Conscientiousness has been identified as the single most essential personality trait for health and longevity. Conscientiousness accounts for 75% of good health and longevity, and genetics is the major determinant of the other 25%. There are thousands of studies of the importance of conscientiousness but none that I have located on how to enhance conscientiousness. Now is the time to begin the development of the psychology of conscientiousness.

Conscientious individuals tend to focus on:

  • Organization
  • Preparedness
  • Order
  • Efficiency
  • Discipline

Obviously excessive or compulsive potentials exist for these traits, and some aspects appear to be inherent. There are no known studies on astrological influences on conscientiousness, whether parent personalities have a strong influence on conscientiousness, IQ of conscientious individuals, major social influences on conscientiousness, effects of nutrition, exercise, or any specific tools to enhance conscientiousness.

Now is the time to start exploring questions about how conscientiousness can be increased and lay the groundwork for the psychology of conscientiousness. A reasonable place to start with this research is to examine how children are raised.

Specifically, can conscientiousness be increased with:

  • Education
  • Role models
  • Self-Regulation
  • Encouragement
  • Rewards
  • Punishment
  • Self-esteem enhancement

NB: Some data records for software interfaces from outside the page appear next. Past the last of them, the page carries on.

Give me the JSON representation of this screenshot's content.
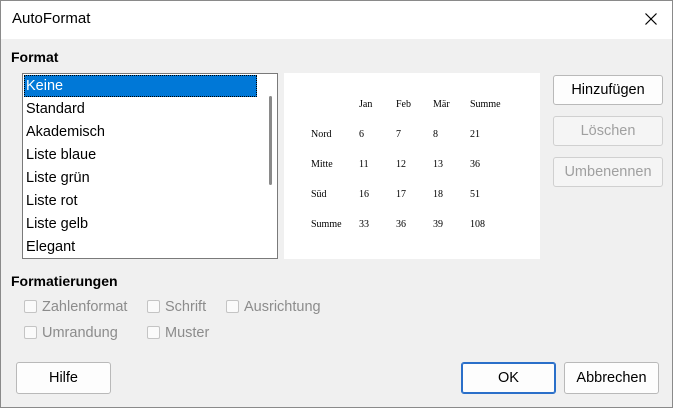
{
  "window": {
    "title": "AutoFormat"
  },
  "format_section": {
    "label": "Format",
    "items": [
      "Keine",
      "Standard",
      "Akademisch",
      "Liste blaue",
      "Liste grün",
      "Liste rot",
      "Liste gelb",
      "Elegant"
    ],
    "selected_index": 0
  },
  "preview": {
    "columns": [
      "Jan",
      "Feb",
      "Mär",
      "Summe"
    ],
    "rows": [
      {
        "label": "Nord",
        "values": [
          "6",
          "7",
          "8",
          "21"
        ]
      },
      {
        "label": "Mitte",
        "values": [
          "11",
          "12",
          "13",
          "36"
        ]
      },
      {
        "label": "Süd",
        "values": [
          "16",
          "17",
          "18",
          "51"
        ]
      },
      {
        "label": "Summe",
        "values": [
          "33",
          "36",
          "39",
          "108"
        ]
      }
    ]
  },
  "side_buttons": {
    "add": "Hinzufügen",
    "delete": "Löschen",
    "rename": "Umbenennen"
  },
  "formatierungen": {
    "label": "Formatierungen",
    "options": [
      {
        "label": "Zahlenformat",
        "checked": false,
        "enabled": false
      },
      {
        "label": "Schrift",
        "checked": false,
        "enabled": false
      },
      {
        "label": "Ausrichtung",
        "checked": false,
        "enabled": false
      },
      {
        "label": "Umrandung",
        "checked": false,
        "enabled": false
      },
      {
        "label": "Muster",
        "checked": false,
        "enabled": false
      }
    ]
  },
  "bottom_buttons": {
    "help": "Hilfe",
    "ok": "OK",
    "cancel": "Abbrechen"
  },
  "colors": {
    "selection": "#0078d7",
    "default_button_border": "#2a6fc9",
    "disabled_text": "#a0a0a0"
  }
}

We also do not know the neurochemistry of conscientiousness individuals:

  • Serotonin
  • Beta endorphin
  • Dopamine
  • Oxytocin
  • Norepinephrine/catecholamines
  • Neurotensin

 

I believe that poor self-esteem is likely in those who are less conscientious and that oxytocin enhancement may be of great assistance but that remains to be proven.

The NEO (a psychological personality inventory) considers the following to be part of conscientiousness:

Self-Efficacy.

Self-Efficacy describes confidence in one’s ability to accomplish things. High scorers believe they have the intelligence (common sense), drive, and self-control necessary for achieving success. Low scorers do not feel effective and may have a sense that they are not in control of their lives.

Orderliness.

Persons with high scores on orderliness are well-organized. They like to live according to routines and schedules. They keep lists and make plans. Low scorers tend to be disorganized and scattered.

Dutifulness.

This scale reflects the strength of a person’s sense of duty and obligation. Those who score high on this scale have a strong sense of moral obligation. Low scorers find contracts, rules, and regulations overly confining. Others tend to see these low scorers as unreliable or even irresponsible.

Achievement-Striving.

Individuals scoring high strive hard to achieve excellence. Their drive for recognition as being successful keeps them on track toward their lofty goals. They often have a strong sense of direction in life. Those with extremely high scores may be too single-minded and obsessed with their work. Low scorers are content to get by with a minimal amount of work and others might see them as lazy.

Self-Discipline.

Self-discipline – also called willpower – refers to a person’s ability to persist at difficult/unpleasant tasks until they have completed them. People who possess high self-discipline are able to overcome reluctance to begin tasks and stay on track despite distractions. Those with low self-discipline procrastinate and show poor follow-through, often failing to complete tasks-even tasks they want very much to complete.

Cautiousness.

Cautiousness describes a disposition to think through possibilities before acting. High scorers on the Cautiousness scale take their time when making decisions. Low scorers often say or do the first thing that comes to mind without deliberating alternatives and the probable consequences of those alternatives.

There is a wealth of opportunity to begin moving toward the development of a psychology of conscientiousness. Doing so would enable all of us to better understand how to be happy and live well.

Norman Shealy, M.D., Ph.D. is the father of holistic medicine. He recommends autogenic focus (the basis of the Biogenics System) as part of your overall commitment to self-health. Register to download your FREE autogenic focus MP3 now.